Aim of the exercise: Give all of the records again precisely, excluding whatever pictures they contain.

START Records to use

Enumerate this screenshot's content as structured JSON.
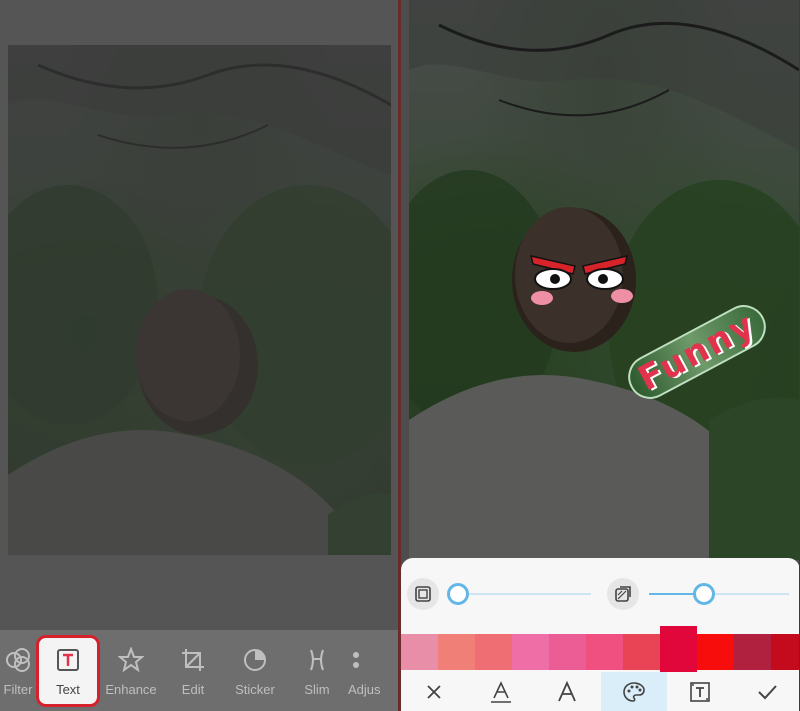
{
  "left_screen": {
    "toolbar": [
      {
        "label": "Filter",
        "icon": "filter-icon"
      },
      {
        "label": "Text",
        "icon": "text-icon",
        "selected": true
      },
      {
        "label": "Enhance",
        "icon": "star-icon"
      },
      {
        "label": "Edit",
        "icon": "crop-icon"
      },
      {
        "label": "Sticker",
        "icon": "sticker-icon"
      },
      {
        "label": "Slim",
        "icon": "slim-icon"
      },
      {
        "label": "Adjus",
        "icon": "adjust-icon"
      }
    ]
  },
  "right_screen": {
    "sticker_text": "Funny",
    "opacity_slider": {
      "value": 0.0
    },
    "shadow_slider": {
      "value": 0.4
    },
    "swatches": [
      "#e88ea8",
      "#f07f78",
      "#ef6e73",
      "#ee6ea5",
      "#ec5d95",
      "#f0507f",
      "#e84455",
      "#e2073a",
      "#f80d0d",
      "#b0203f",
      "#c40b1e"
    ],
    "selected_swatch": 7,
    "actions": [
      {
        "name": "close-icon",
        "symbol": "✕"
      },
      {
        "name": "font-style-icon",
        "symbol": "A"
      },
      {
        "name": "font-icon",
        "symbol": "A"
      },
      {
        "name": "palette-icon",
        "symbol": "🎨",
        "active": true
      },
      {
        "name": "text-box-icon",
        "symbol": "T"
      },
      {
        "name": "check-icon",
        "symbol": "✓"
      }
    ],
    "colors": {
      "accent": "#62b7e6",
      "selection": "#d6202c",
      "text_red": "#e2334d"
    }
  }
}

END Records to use

Written answer:
Enumerate this screenshot's content as structured JSON.
{
  "left_screen": {
    "toolbar": [
      {
        "label": "Filter",
        "icon": "filter-icon"
      },
      {
        "label": "Text",
        "icon": "text-icon",
        "selected": true
      },
      {
        "label": "Enhance",
        "icon": "star-icon"
      },
      {
        "label": "Edit",
        "icon": "crop-icon"
      },
      {
        "label": "Sticker",
        "icon": "sticker-icon"
      },
      {
        "label": "Slim",
        "icon": "slim-icon"
      },
      {
        "label": "Adjus",
        "icon": "adjust-icon"
      }
    ]
  },
  "right_screen": {
    "sticker_text": "Funny",
    "opacity_slider": {
      "value": 0.0
    },
    "shadow_slider": {
      "value": 0.4
    },
    "swatches": [
      "#e88ea8",
      "#f07f78",
      "#ef6e73",
      "#ee6ea5",
      "#ec5d95",
      "#f0507f",
      "#e84455",
      "#e2073a",
      "#f80d0d",
      "#b0203f",
      "#c40b1e"
    ],
    "selected_swatch": 7,
    "actions": [
      {
        "name": "close-icon",
        "symbol": "✕"
      },
      {
        "name": "font-style-icon",
        "symbol": "A"
      },
      {
        "name": "font-icon",
        "symbol": "A"
      },
      {
        "name": "palette-icon",
        "symbol": "🎨",
        "active": true
      },
      {
        "name": "text-box-icon",
        "symbol": "T"
      },
      {
        "name": "check-icon",
        "symbol": "✓"
      }
    ],
    "colors": {
      "accent": "#62b7e6",
      "selection": "#d6202c",
      "text_red": "#e2334d"
    }
  }
}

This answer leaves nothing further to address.